• [RECORDED DATA]

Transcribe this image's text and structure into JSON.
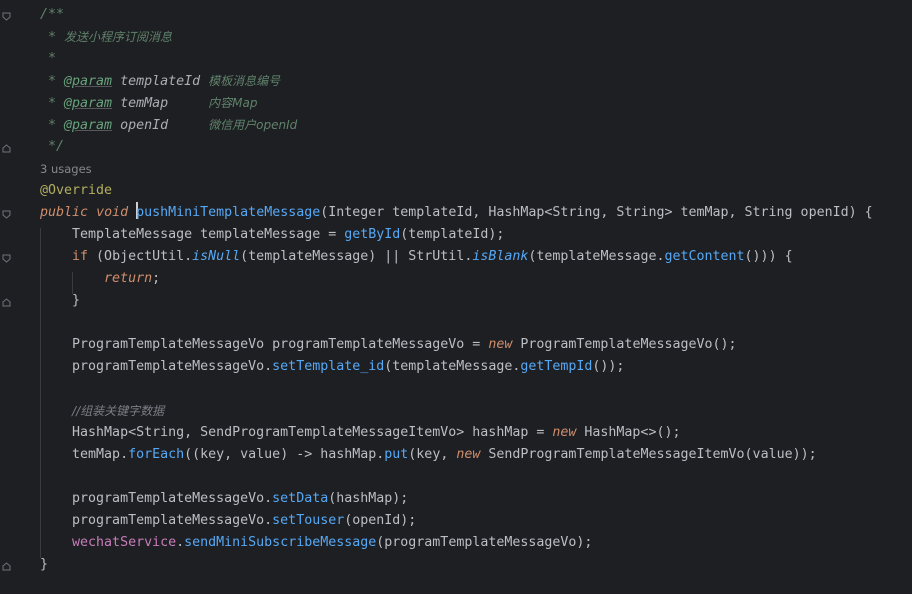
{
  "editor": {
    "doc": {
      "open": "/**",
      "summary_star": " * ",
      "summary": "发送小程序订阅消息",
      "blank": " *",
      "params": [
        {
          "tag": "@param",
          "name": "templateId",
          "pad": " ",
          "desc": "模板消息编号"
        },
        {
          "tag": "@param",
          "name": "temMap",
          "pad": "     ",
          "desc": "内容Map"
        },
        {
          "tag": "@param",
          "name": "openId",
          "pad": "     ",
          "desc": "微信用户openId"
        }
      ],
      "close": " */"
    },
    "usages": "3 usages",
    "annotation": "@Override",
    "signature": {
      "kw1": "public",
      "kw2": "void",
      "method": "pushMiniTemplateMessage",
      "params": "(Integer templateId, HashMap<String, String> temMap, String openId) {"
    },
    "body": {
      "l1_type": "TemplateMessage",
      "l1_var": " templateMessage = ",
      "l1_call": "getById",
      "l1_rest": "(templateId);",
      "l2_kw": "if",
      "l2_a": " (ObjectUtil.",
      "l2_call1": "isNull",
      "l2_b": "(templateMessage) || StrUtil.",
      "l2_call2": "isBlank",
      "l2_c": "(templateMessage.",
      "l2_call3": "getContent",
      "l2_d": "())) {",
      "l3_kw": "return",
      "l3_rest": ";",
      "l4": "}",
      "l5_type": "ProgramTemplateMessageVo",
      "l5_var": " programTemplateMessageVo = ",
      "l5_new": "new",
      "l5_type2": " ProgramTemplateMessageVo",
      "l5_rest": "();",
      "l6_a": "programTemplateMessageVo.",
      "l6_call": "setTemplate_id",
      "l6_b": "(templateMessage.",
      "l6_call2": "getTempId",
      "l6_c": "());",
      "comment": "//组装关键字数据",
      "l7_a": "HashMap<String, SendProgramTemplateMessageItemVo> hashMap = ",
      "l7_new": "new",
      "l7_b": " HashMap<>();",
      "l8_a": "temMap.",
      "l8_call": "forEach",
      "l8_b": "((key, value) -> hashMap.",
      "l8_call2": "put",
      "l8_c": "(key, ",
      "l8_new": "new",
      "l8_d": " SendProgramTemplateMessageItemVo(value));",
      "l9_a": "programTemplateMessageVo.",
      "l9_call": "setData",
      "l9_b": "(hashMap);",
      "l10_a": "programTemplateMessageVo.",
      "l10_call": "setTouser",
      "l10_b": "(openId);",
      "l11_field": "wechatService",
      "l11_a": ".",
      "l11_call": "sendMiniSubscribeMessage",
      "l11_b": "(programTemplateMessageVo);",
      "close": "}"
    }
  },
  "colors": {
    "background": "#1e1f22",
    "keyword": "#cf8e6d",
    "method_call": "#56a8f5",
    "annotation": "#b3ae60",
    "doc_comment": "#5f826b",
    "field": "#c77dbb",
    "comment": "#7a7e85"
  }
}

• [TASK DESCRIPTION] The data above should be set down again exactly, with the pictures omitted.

• [SOLVED PROBLEM]
Transcribe this image's text and structure into JSON.
{
  "editor": {
    "doc": {
      "open": "/**",
      "summary_star": " * ",
      "summary": "发送小程序订阅消息",
      "blank": " *",
      "params": [
        {
          "tag": "@param",
          "name": "templateId",
          "pad": " ",
          "desc": "模板消息编号"
        },
        {
          "tag": "@param",
          "name": "temMap",
          "pad": "     ",
          "desc": "内容Map"
        },
        {
          "tag": "@param",
          "name": "openId",
          "pad": "     ",
          "desc": "微信用户openId"
        }
      ],
      "close": " */"
    },
    "usages": "3 usages",
    "annotation": "@Override",
    "signature": {
      "kw1": "public",
      "kw2": "void",
      "method": "pushMiniTemplateMessage",
      "params": "(Integer templateId, HashMap<String, String> temMap, String openId) {"
    },
    "body": {
      "l1_type": "TemplateMessage",
      "l1_var": " templateMessage = ",
      "l1_call": "getById",
      "l1_rest": "(templateId);",
      "l2_kw": "if",
      "l2_a": " (ObjectUtil.",
      "l2_call1": "isNull",
      "l2_b": "(templateMessage) || StrUtil.",
      "l2_call2": "isBlank",
      "l2_c": "(templateMessage.",
      "l2_call3": "getContent",
      "l2_d": "())) {",
      "l3_kw": "return",
      "l3_rest": ";",
      "l4": "}",
      "l5_type": "ProgramTemplateMessageVo",
      "l5_var": " programTemplateMessageVo = ",
      "l5_new": "new",
      "l5_type2": " ProgramTemplateMessageVo",
      "l5_rest": "();",
      "l6_a": "programTemplateMessageVo.",
      "l6_call": "setTemplate_id",
      "l6_b": "(templateMessage.",
      "l6_call2": "getTempId",
      "l6_c": "());",
      "comment": "//组装关键字数据",
      "l7_a": "HashMap<String, SendProgramTemplateMessageItemVo> hashMap = ",
      "l7_new": "new",
      "l7_b": " HashMap<>();",
      "l8_a": "temMap.",
      "l8_call": "forEach",
      "l8_b": "((key, value) -> hashMap.",
      "l8_call2": "put",
      "l8_c": "(key, ",
      "l8_new": "new",
      "l8_d": " SendProgramTemplateMessageItemVo(value));",
      "l9_a": "programTemplateMessageVo.",
      "l9_call": "setData",
      "l9_b": "(hashMap);",
      "l10_a": "programTemplateMessageVo.",
      "l10_call": "setTouser",
      "l10_b": "(openId);",
      "l11_field": "wechatService",
      "l11_a": ".",
      "l11_call": "sendMiniSubscribeMessage",
      "l11_b": "(programTemplateMessageVo);",
      "close": "}"
    }
  },
  "colors": {
    "background": "#1e1f22",
    "keyword": "#cf8e6d",
    "method_call": "#56a8f5",
    "annotation": "#b3ae60",
    "doc_comment": "#5f826b",
    "field": "#c77dbb",
    "comment": "#7a7e85"
  }
}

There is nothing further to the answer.